Expert slams EU for anti-palm oil rule without consulting producers

(From left) Ruslan Abdullah, MPOC director for science and environment, Chew Jit Seng, CEO of the Malaysian Palm Oil Certification Council, German MP Christoph Hoffman, Bakhtiar Talhah, COO of the Roundtable on Sustainable Palm Oil, and Laurence Todd, director of IDEAS.

KUALA LUMPUR: A Malaysian Palm Oil Council (MPOC) expert has slammed the European Commission for a recent regulation labelling palm oil as unsustainable.

Ruslan Abdullah, MPOC’s director for science and environment, said the initiative was biased against the palm oil industry and was done without enough consultation with producing countries such as Malaysia and Indonesia.

He said the EC’s Delegated Act (the Delegated Regulation Supplementing Directive 2018/2001 of the European Union Renewable Energy Directive II) was unfair to Malaysia as the country is already taking initiatives for sustainable palm oil production.

In May this year, the European Commission adopted the Delegated Act to limit the use of biofuels with high indirect land-use change (iLUC) risks.

(High iLUC biofuel refers to biofuel that will indirectly cause high carbon emissions through the expansion of croplands needed for its production.)

Palm oil was the only oil-producing crop found to meet this risk threshold. Therefore, the regulation inadvertently branded all palm oil as unsustainable.

It is expected that the import and use of palm oil for fuel production will be phased out in the European Union (EU).

Ruslan argued the bad practices in palm oil industries found in other parts of the world, such as Indonesia, South America or Africa, were not happening in Malaysia, adding that practices such as open burning were illegal.
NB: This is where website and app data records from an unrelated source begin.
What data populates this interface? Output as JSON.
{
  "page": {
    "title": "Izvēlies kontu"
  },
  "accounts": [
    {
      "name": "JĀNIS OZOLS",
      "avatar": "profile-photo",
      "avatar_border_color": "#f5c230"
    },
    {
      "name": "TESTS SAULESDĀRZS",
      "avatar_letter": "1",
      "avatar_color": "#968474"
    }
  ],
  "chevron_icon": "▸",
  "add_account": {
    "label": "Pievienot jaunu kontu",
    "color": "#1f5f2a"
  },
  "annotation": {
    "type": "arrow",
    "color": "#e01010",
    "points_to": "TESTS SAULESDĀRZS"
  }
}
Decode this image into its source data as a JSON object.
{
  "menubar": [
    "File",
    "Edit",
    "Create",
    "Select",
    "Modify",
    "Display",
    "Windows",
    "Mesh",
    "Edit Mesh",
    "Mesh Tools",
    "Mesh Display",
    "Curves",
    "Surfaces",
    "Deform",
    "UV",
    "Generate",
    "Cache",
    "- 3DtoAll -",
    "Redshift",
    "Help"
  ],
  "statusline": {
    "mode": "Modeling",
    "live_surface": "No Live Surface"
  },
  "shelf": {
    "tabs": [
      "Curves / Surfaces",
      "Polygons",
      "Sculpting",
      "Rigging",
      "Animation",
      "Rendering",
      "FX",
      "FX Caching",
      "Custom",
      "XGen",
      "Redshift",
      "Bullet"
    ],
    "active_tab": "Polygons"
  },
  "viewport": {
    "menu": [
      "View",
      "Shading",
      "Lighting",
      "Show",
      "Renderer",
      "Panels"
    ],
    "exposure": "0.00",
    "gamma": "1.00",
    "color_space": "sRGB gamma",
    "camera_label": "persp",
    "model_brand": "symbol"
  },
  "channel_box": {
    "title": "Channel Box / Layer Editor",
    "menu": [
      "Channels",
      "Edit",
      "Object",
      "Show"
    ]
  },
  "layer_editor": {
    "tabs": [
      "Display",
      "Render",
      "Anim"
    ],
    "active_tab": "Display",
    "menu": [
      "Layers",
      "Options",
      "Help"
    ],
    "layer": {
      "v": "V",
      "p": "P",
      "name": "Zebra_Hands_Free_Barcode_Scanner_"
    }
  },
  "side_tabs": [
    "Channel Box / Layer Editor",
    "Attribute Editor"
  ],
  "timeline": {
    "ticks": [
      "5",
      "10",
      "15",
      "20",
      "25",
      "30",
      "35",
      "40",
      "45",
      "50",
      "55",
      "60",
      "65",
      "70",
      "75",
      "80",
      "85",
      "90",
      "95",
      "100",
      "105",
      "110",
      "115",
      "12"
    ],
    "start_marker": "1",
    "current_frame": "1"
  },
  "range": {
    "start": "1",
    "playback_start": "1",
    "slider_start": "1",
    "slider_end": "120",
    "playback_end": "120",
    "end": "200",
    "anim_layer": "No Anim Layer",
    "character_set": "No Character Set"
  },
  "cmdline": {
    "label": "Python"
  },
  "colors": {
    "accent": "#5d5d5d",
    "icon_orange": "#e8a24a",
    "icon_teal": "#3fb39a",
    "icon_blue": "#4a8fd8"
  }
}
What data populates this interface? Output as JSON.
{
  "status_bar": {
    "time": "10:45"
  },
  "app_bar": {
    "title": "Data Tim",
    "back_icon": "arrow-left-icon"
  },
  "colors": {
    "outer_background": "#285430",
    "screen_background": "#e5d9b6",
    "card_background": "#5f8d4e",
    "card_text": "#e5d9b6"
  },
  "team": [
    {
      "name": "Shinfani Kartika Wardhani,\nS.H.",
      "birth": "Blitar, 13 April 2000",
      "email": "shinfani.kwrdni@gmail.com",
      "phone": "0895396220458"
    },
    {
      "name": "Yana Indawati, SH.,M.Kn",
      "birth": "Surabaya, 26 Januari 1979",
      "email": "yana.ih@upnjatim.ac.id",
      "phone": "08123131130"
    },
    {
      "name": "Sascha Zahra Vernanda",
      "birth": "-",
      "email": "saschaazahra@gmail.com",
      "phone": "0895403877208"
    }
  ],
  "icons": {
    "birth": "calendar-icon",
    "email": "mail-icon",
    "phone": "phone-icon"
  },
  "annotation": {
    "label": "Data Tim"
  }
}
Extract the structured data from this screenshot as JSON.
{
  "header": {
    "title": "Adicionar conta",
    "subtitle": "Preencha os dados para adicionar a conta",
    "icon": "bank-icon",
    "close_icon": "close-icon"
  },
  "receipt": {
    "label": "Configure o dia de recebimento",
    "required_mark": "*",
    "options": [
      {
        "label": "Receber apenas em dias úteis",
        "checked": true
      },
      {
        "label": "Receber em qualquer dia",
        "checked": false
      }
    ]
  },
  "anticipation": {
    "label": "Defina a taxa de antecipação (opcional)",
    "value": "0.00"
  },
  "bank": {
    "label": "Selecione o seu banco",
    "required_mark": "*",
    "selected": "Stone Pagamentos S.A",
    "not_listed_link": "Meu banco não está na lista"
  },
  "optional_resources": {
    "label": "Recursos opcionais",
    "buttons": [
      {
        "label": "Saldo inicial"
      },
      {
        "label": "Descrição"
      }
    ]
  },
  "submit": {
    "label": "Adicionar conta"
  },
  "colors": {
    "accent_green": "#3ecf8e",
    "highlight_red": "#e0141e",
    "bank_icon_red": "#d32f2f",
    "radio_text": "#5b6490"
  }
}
He also said reforestation and wildlife conservation efforts were also being implemented.

He recommended that, instead of blanket labelling, there needed to be some criteria in the Delegated Act for sustainable palm oil production.

“All we need is a fair playing ground for all vegetable oils, to take into consideration where it came from,” he said during a forum called “Navigating the Palm Oil Debate”, organised by IDEAS.

He added that despite some productive discussions held just before the announcement of the Delegated Act, the EU was not given enough time to digest the complaints or suggestions by the palm oil producing countries.

He also said the EU was adamant in its anti-palm oil stance. He said previous efforts to counter their arguments — including submitting a 48-page report — undertaken by the Indonesian and Malaysian governments, had failed.

Ruslan said moving forward, the regulation will be more acceptable if there was sincere collaboration and consultations with producing countries.

“There needs to be collaboration between the EU and palm-oil producers instead of both being at loggerheads.

“The bottomline is, there must be proper consultation between both parties, to listen to every side of the story. Unfortunately, this is not the case in terms of palm oil.”

Meanwhile, he also worries that major importing countries like China and India may eventually take a similar position due to possible pressure by the EU in the future.

Ruslan said the regulation would only affect 800,000 tonnes of palm oil in Malaysia, as only 40% of its total palm oil is exported to Europe.

“However, more often than not, the EU has been considered as a trendsetter in world policy.”

Meanwhile, a German MP representing the Liberal Party, Christoph Hoffman, agreed that it was possible the Delegated Act had not considered other biofuels.

“I think it’s not really fair not to take into consideration other biofuels. They should look carefully at the development of soybean; they have been cutting down rainforests for soybean oil too.

“Maybe they were right to say the negotiations were not long enough, or not careful enough,” he said.

However, he maintained that the EU was not targeting palm oil or Malaysia in particular. He said they were instead concerned with the conversion of rainforests for croplands used in the production of biofuels.

“I think it is a general line that we think that biofuels will not be the future for transportation and combustion.”

He argued that cropland expansion for biofuel would decrease arable land for agriculture.

“It is not a good idea because we have competition to nutrition. We have to decide one day whether we want to produce gasoline or wheat.

“It is not a good idea because the population is growing in this world and we need much more arable land for agriculture. We need agricultural production to rise by about 50%.

“In the long term, it’s not a good idea to burn biofuels in cars rather than have the crops for people to eat,” he told reporters after the forum.